Everyone loves babies—except when they’re wailing. Teething may be the problem.
Teething occurs when baby teeth start coming through the child’s gums, usually beginning at about age 6 months. Soothe sore gums with a clean finger, teething ring, cool spoon, cold wet washcloth, or pacifier. Your dentist or pediatrician also may recommend a special numbing salve for the gums. Continue reading Teething Troubles: What You Can Do
Older adults may have dental concerns that can’t be totally taken care of with just brushing, flossing, and regular cleanings at their dentist’s office.
Your dentist may have talked with you about the dental health issues that arise later in life, such as dentures or dry mouth. You can keep your teeth and gums in fine shape by continuing good dental care, no matter what concerns you have.
Continue reading Older Adults: Don’t neglect Dental Care
Applying sealants on the chewing surface of permanent teeth may offer some children supplemental protection against tooth decay. Sealants are thin plastic coatings that seal off the pits and fissures (depressions and grooves) on the biting surface of the posterior (back) teeth.
Continue reading Preventive Dentistry: Sealants
Your baby’s first tooth is a major milestone in growth and development. As parents, we cherish those first toothy smiles.
Following good oral hygiene habits and visiting a dentist regularly will help ensure that your child has a healthy smile for years to come.
Continue reading First Smiles: Keep Them Healthy
Oral surgery may be required for a variety of reasons.
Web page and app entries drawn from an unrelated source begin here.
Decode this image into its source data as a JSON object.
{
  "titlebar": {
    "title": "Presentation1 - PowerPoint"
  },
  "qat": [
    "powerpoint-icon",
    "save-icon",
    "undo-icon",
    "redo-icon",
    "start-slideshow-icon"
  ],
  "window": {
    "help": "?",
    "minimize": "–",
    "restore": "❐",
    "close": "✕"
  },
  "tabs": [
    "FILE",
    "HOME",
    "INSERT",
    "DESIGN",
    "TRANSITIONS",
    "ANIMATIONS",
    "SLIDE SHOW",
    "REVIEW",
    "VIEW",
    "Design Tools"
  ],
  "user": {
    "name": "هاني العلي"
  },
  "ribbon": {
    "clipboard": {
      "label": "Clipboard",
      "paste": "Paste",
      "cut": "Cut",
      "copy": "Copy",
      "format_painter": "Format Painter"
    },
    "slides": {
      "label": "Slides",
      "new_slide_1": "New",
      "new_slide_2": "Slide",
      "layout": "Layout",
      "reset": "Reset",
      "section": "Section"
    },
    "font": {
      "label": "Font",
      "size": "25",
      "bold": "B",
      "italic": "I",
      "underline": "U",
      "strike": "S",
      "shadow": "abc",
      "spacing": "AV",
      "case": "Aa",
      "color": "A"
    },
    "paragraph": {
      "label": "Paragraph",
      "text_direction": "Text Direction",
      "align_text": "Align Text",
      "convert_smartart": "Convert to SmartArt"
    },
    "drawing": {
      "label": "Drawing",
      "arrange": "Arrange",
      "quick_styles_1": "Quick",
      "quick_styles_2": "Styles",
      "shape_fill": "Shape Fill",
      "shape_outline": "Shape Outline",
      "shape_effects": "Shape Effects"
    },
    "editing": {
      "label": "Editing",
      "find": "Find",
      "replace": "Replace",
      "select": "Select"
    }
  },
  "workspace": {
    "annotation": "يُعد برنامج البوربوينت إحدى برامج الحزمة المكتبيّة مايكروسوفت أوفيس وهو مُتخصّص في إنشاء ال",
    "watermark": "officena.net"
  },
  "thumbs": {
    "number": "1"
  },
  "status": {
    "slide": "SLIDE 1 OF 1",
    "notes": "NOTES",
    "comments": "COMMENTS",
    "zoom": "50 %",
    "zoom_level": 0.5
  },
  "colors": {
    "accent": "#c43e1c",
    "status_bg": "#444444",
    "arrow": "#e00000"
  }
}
You may have an impacted tooth trapped in the jawbone or a tooth that is poorly positioned and damaging neighboring teeth. It is especially common to have these types of problems with growing wisdom teeth. Oral surgery is also necessary for the placement of dental implants and for a few types of gum treatments.
After surgery, it is normal for the area to be tender for the first few days but, in most cases, over-the-counter pain relief is enough to ease any discomfort. You should avoid aspirin because it thins the blood and can make your mouth bleed. In some cases your doctor may suggest prescription painkillers. Whatever your method of pain relief, be sure to start taking it immediately after surgery – don’t wait until pain sets in. It’s far easier to prevent pain than to make it go away.
Here are some steps you can take following surgery to promote the healing process:
Continue reading Recovering from oral surgery
Baby bottle tooth decay is caused by the frequent and long-term exposure of a child’s teeth to liquids containing sugars. Among these liquids are milk, formula, fruit juice, sodas and other sweetened drinks. The sugars in these liquids pool around the infant’s teeth and gums, feeding the bacteria that cause plaque. Every time a child consumes a sugary liquid, acid attacks the teeth and gums. After numerous attacks, tooth decay can begin.
The condition also is associated with breast-fed infants who have prolonged feeding habits or with children whose pacifiers are frequently dipped in honey, sugar or syrup. The sweet fluids left in the mouth increases the chance of cavities while the infant is sleeping.
Continue reading What’s baby bottle tooth decay?
If your child needs a difficult or complex dental procedure, your dentist may recommend options for sedation to help control your child’s anxiety. It’s important to be informed about the benefits and risks of any dental treatment for your child.
Before any type of procedure, give the dental office your child’s most up-to-date health history – including allergies and any medications that your child is currently taking. Here are some questions you may want to ask your dentist about sedation procedures:
Continue reading If your child needs anesthesia
If you are one of the Indian with diabetes, you’re probably aware that the disease can cause problems with your eyes, nerves, kidneys, heart and other parts of your body.
What you may not know is that diabetics are more susceptible to developing oral infections and gum (periodontal) disease than those who do not have diabetes.
Continue reading Diet, diabetes and tooth decay
|1 – Feel better
||Your cancer treatment may be easier if you work with your dentist and hygienist. Make sure you have a pretreatment dental checkup.
|2 – Save teeth and bones
||A dentist will help protect your mouth, teeth, and jaw bones from damage caused by radiation and chemotherapy. Children also need special protection for their growing teeth and facial bones.
3 – Fight cancer
|Doctors may have to delay or stop your cancer treatment because of problems in your mouth. To fight cancer best, your cancer care team should include a dentist.
Protect Your Mouth During Cancer Treatment
Continue reading 3 Good Reasons to See a Dentist BEFORE Oral Cancer Treatment
A good smile can boost your self-esteem and enhance your health, so losing your natural teeth can be devastating. Unfortunately, about three out of five people ages 35 to 44 have lost at least one permanent tooth. In fact, some of us lose most or all of our teeth because of decay, gum disease, or injuries.
Luckily, modern dentures that replace lost teeth look more natural and feel more comfortable than the dentures your grandparents may have used.
Continue reading Dentures Can Restore Your Smile